Joanne Harris writes fiction that engages every one of the senses: reviewers called Chocolat "delectable" and Five Quarters of the Orange "sweet and powerful." In her new novel, she takes readers to a tiny French island where you can almost taste ...
can almost taste the salt on your lips.
The island, called Le Devin, is shaped somewhat like a sleeping woman. At her head is the village of Les Salants, while the more prosperous village of La Houssinière lies at her feet. You could walk between the towns in an hour, but they could not feel further apart, for between them lie years of animosity.
The townspeople of Les Salants say that if you kiss the feet of their patron saint and spit three times, something you've lost will come back to you. And so Madeleine, who grew up on the island, returns after an absence of ten years spent in Paris. She is haunted by this place, and has never been able to feel at home anywhere else.
But when she arrives, she will find that her father -- who once built fishing boats that fueled the town's livelihood -- has become even more silent than ever, withdrawing almost completely into an interior world. And his decline seems reflected in the town itself, for when the only beach in Les Salants washed away, all tourism drifted back to La Houssinière.

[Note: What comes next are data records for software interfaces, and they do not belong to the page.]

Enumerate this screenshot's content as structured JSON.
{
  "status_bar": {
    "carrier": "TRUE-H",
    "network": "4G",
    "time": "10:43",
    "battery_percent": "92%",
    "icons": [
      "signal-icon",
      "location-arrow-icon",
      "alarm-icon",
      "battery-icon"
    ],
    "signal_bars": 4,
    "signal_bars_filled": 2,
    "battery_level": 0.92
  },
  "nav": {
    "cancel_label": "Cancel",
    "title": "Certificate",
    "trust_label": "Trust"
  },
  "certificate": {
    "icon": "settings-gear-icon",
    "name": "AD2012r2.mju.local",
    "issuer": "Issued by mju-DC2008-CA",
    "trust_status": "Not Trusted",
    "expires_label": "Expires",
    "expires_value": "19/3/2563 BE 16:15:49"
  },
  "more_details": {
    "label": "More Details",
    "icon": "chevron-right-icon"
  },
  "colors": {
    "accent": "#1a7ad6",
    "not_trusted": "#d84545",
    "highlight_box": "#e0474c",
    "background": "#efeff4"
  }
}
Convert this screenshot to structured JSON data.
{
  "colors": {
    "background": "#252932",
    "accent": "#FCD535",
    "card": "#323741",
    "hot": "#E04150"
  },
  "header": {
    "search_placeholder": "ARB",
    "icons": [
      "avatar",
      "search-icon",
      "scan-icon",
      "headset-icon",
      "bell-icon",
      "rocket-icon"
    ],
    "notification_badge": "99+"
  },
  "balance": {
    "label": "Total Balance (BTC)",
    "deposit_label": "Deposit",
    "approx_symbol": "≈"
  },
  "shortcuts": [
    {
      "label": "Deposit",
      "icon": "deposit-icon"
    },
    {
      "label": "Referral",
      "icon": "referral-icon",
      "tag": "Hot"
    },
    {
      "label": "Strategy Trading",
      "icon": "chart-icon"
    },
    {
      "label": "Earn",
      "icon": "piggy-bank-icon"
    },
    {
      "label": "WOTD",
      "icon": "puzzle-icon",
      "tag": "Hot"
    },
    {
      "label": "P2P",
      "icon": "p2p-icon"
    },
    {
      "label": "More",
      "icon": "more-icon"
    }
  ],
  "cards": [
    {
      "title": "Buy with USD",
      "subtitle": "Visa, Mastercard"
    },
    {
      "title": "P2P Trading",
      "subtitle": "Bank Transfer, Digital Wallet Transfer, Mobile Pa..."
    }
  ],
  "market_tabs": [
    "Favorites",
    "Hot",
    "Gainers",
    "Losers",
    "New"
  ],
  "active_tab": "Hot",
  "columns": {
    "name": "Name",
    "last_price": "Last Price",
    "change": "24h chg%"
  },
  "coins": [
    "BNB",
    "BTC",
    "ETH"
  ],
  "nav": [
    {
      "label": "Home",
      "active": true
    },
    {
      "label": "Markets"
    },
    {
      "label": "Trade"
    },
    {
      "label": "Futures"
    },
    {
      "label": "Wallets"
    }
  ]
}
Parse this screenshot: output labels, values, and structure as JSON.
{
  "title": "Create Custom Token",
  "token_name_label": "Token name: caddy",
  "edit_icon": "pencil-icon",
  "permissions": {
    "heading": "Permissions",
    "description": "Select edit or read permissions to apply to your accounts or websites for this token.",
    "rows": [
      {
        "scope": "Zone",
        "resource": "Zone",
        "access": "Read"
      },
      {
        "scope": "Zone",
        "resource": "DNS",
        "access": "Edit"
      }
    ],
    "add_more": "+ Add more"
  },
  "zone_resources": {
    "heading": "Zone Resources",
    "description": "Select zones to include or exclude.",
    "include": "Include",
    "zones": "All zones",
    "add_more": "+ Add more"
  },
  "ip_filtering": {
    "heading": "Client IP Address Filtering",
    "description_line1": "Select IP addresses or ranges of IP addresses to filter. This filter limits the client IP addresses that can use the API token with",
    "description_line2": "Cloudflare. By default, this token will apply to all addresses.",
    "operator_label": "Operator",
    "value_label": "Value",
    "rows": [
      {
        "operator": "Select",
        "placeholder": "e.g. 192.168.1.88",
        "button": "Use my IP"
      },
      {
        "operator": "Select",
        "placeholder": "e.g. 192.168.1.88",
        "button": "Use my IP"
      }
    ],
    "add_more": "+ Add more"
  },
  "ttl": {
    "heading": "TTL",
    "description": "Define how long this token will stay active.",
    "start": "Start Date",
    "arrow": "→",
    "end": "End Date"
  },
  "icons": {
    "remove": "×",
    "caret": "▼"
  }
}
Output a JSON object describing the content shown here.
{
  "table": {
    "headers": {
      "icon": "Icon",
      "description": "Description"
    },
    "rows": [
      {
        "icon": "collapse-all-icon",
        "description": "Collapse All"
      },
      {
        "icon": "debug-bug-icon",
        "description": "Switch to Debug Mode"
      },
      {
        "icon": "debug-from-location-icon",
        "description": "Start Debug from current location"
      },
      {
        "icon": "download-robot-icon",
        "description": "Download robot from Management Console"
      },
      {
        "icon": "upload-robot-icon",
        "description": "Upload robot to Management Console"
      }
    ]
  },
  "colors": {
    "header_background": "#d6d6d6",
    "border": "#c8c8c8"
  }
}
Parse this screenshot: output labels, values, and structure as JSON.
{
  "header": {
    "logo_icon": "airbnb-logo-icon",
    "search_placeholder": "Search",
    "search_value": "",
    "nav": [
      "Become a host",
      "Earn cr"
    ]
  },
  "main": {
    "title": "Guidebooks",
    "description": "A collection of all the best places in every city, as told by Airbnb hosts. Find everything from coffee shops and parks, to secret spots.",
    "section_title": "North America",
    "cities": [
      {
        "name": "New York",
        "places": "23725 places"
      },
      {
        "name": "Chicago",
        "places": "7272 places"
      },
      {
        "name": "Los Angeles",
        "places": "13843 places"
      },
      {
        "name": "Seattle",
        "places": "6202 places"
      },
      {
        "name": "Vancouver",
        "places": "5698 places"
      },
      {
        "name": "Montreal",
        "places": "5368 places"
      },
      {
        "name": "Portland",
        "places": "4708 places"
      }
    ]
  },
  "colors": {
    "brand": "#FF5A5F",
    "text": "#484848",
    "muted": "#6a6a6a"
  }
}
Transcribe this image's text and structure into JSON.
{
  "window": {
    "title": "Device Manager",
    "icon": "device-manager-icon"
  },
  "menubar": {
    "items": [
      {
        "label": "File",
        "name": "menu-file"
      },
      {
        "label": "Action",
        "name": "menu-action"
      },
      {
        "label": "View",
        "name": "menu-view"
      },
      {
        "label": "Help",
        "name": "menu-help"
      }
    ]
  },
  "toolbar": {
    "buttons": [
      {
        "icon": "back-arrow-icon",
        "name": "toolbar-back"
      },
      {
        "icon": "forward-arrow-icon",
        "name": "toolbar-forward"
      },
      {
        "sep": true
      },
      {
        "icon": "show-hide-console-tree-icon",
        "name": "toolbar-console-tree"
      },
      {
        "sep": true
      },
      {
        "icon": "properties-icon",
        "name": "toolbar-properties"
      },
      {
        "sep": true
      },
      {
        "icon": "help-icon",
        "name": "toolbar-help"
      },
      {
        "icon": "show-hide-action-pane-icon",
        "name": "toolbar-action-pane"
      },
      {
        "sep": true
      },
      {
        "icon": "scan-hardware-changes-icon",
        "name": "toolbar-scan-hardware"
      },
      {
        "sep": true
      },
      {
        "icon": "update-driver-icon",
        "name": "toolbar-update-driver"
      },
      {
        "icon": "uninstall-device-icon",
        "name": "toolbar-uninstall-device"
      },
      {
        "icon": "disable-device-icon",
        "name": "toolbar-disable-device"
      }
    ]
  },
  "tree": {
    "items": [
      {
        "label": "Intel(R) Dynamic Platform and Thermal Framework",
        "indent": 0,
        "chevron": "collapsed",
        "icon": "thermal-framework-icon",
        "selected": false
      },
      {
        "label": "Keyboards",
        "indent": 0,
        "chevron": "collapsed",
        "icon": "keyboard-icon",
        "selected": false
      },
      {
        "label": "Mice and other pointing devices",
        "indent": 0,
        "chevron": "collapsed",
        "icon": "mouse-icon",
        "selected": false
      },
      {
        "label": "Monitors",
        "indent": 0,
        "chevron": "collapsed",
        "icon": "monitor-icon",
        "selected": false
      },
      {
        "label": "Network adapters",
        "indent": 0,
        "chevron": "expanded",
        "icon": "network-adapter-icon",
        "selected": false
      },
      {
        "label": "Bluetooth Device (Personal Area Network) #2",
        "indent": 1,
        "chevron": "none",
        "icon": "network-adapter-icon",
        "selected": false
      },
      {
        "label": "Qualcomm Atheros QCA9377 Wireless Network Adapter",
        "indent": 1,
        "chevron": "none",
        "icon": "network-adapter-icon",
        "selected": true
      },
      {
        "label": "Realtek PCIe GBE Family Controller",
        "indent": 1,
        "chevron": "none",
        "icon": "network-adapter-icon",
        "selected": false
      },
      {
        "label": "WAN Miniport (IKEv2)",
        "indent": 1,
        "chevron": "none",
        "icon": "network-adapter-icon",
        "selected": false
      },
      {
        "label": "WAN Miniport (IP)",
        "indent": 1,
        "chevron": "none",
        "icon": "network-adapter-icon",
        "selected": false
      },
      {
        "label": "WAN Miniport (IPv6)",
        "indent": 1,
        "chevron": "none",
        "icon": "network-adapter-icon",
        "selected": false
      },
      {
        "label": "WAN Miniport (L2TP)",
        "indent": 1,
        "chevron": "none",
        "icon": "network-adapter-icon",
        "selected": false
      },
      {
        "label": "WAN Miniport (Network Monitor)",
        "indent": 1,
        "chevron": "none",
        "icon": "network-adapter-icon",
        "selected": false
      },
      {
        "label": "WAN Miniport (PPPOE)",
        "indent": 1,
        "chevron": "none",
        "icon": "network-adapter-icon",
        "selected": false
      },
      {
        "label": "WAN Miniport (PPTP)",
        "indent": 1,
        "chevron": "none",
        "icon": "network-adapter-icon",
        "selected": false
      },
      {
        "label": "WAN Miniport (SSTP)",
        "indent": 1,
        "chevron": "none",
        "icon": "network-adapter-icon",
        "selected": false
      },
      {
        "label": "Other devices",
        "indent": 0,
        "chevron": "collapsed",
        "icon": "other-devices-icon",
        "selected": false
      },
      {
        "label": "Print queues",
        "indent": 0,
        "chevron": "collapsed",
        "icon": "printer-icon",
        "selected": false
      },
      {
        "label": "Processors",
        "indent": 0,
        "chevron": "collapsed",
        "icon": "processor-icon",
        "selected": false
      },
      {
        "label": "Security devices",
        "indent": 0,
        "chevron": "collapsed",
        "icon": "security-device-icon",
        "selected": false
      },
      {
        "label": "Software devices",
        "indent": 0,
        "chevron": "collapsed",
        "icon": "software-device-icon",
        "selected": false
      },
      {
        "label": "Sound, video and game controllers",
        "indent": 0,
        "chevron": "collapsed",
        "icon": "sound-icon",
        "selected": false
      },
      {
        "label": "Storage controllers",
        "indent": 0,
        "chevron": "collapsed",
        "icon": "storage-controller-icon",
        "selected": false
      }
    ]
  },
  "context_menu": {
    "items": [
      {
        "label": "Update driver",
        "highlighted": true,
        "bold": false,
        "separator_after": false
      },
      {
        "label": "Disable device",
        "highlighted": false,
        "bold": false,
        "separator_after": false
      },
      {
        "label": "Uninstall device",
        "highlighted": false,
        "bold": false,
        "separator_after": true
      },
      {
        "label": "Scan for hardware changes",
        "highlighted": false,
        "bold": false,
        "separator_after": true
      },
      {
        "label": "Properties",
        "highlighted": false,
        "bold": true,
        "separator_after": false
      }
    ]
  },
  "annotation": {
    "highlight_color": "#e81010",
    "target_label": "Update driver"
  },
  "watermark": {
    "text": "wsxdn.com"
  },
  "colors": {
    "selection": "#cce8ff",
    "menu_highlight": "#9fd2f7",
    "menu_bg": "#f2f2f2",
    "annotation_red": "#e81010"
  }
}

Madeleine herself has been adrift for a long time, yet almost against her will she soon finds herself united with the village's other lost souls is a struggle for survival and salvation.